Why Contact the Sewer Provider in the Event of Pollutant Discharge?
Drains and the sewers are to many people a means of disposing any sort of waste liquid, believing that once it enters it has gone forever and no longer has anything to do with them. They are of the mindset that because it is a facility for the disposal of liquids that any sort of liquid waste can be tipped down the drain and forgotten about, as it will be up to someone else to do the necessary in terms of treating it.
The reality is that certain types of liquid substances can cause severe damage to the environment and to the health and safety of all living creatures - including human beings - and as such people need to be aware of this potential. This largely comes about through training, whether it is the NEBOSH Environmental Certificate course or a similar environmental training session which makes attendees aware of the potential devastating impact they can have upon the environment if they were to do (or not do) a certain action.
Even though drains, sewerage systems and treatment plants are designed to accommodate liquid which would cause illness and be harmful to health if ingested, there will still be certain hazardous substances which can be dangerous even after passing through the treatment plant, and can cause death and ill-health to animal and plant life if it were to somehow get into the land and groundwater. In this scenario it can make water toxic for fish and other marine creatures, and cause death or ill-health to animals which drink the water or plants whose roots take it up.

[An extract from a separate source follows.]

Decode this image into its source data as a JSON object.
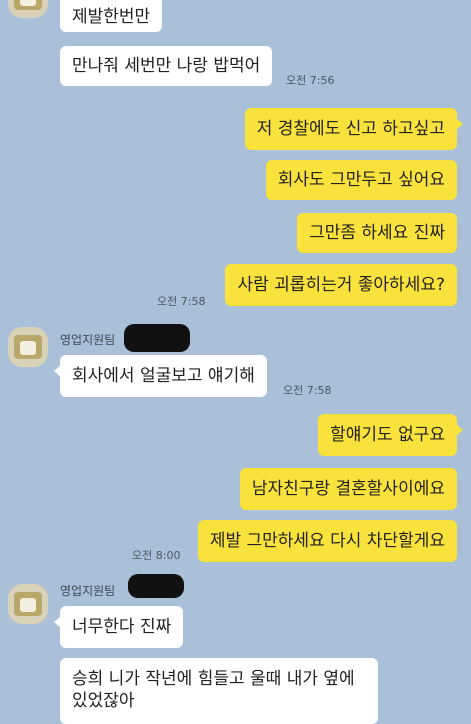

The potential for catastrophic consequences are therefore high, and as such if a company becomes aware of particularly hazardous liquids being disposed of into the drains then it needs to call the sewer provider or local environmental agency and make them aware, as certain containment steps may need to be enacted quickly to limit the impact from any such incident. It may not be safe for employees to attempt any sort of clean-up of liquids which have not gone down the drain, certainly at least before a professional assessment of the risk and evaluation of the situation, as this could jeopardise the health and safety of these individuals by having them encounter hazardous substances.
Different countries and jurisdictions will have varying legislation and regulations regarding which substances and in what quantities can be disposed of into the sewer system. Managers need to be aware of these limits, and ensure that employees have been suitably trained so that they are knowledgeable about what can and cannot be disposed of in this manner. A failure to do so can not only mean that habitats can be destroyed and plants and animals suffer, but can also result in crippling fines for the company and possibly even imprisonment for managers in extremely severe cases.